Nayla Tamraz is a Lebanese writer, curator, researcher, and professor of literature and art history at Saint Joseph University in Beirut where she has also been, from 2008 to 2017, the chair of the French Literature Department and where she created, in 2010, the MA program in art criticism and curatorial studies that she currently heads. She also organized several events including the symposium LittÈrature, Art et Monde Contemporain: Récits, Histoire, Mémoire (2014, USJ, Beirut). In parallel, she leads a career as an art critic and a curator. In this context, she co-curated the exhibition Le Secret (Espace Ygreg, Les Bons Voisins, 2017) in Paris and curated the exhibition Poetics, Politics, Places that took place in the Museum of Fine Arts of Tucum·n in Argentina, in the frame of the International Biennale of Contemporary Art of South America (BienalSur, 2017). Her research is about the issues related to the comparative theory and aesthetics of literature and art in their historical context, which brings her to the topics of history, memory and narratives in literature and art in post-war Lebanon.
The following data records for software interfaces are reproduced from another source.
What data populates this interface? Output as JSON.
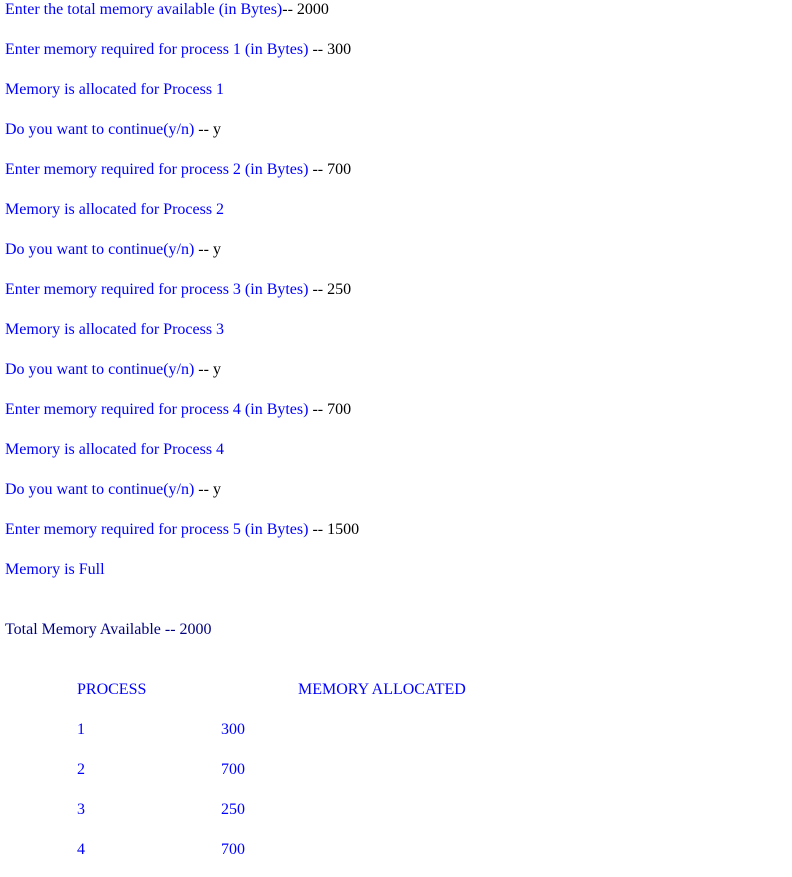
{
  "lines": [
    {
      "prompt": "Enter the total memory available (in Bytes)",
      "sep": "--",
      "value": " 2000"
    },
    {
      "prompt": "Enter memory required for process 1 (in Bytes) ",
      "sep": "--",
      "value": " 300"
    },
    {
      "prompt": "Memory is allocated for Process 1",
      "sep": "",
      "value": ""
    },
    {
      "prompt": "Do you want to continue(y/n) ",
      "sep": "--",
      "value": " y"
    },
    {
      "prompt": "Enter memory required for process 2 (in Bytes) ",
      "sep": "--",
      "value": " 700"
    },
    {
      "prompt": "Memory is allocated for Process 2",
      "sep": "",
      "value": ""
    },
    {
      "prompt": "Do you want to continue(y/n) ",
      "sep": "--",
      "value": " y"
    },
    {
      "prompt": "Enter memory required for process 3 (in Bytes) ",
      "sep": "--",
      "value": " 250"
    },
    {
      "prompt": "Memory is allocated for Process 3",
      "sep": "",
      "value": ""
    },
    {
      "prompt": "Do you want to continue(y/n) ",
      "sep": "--",
      "value": " y"
    },
    {
      "prompt": "Enter memory required for process 4 (in Bytes) ",
      "sep": "--",
      "value": " 700"
    },
    {
      "prompt": "Memory is allocated for Process 4",
      "sep": "",
      "value": ""
    },
    {
      "prompt": "Do you want to continue(y/n) ",
      "sep": "--",
      "value": " y"
    },
    {
      "prompt": "Enter memory required for process 5 (in Bytes) ",
      "sep": "--",
      "value": " 1500"
    },
    {
      "prompt": "Memory is Full",
      "sep": "",
      "value": ""
    }
  ],
  "summary": {
    "total_label": "Total Memory Available -- 2000"
  },
  "table": {
    "headers": [
      "PROCESS",
      "MEMORY ALLOCATED"
    ],
    "rows": [
      [
        "1",
        "300"
      ],
      [
        "2",
        "700"
      ],
      [
        "3",
        "250"
      ],
      [
        "4",
        "700"
      ]
    ]
  },
  "colors": {
    "output_text": "#0000ff",
    "user_input": "#000000"
  }
}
Her current research explores the relationship between poetics and politics as well as the representations associated to the notion of territory.
Samia A. Halaby was born in Jerusalem, Palestine in 1936. She is a visual artist, writer, scholar and activist. Now, rounding out her sixth decade as an active painter, she continues to explore abstraction and its relationship to reality. She has exhibited in galleries, museums and art fairs throughout the US, Europe, Asia and South America. Her work is housed in private and public collections around the world, including the Guggenheim Museum (New York and Abu Dhabi) and the Institut du Monde Arabe. Halaby has authored and contributed to a number of books, notably: Liberation Art of Palestine (2001), Drawing the Kafr Qasem Massacre (2016) and Growing Shapes: Aesthetic Insights of an Abstract Painter (2018). She is the subject of two monographs and numerous reviews.
Sam Bardaouil and Till Fellrath are founders of the multidisciplinary curatorial platform Art Reoriented in Munich and New York, chairmen of the Montblanc Cultural Foundation in Hamburg and a≤liate curators at the Martin-Gropius-Bau in Berlin. Bardaouil and Fellrath have jointly curated numerous critically acclaimed exhibitions at renowned museums and institutions worldwide, and have held teaching positions at universities including the London School of Economics and New York University. They are award-winning authors with contributions to academic journals, books, newspapers and art magazines. They are currently preparing their international thematic exhibition Walking through Walls opening in September 2019 at the Martin-Gropius-Bau in Berlin. For the upcoming 58th International Art Exhibition – La Biennale di Venezia they are curators of the National Pavilion of the United Arab Emirates.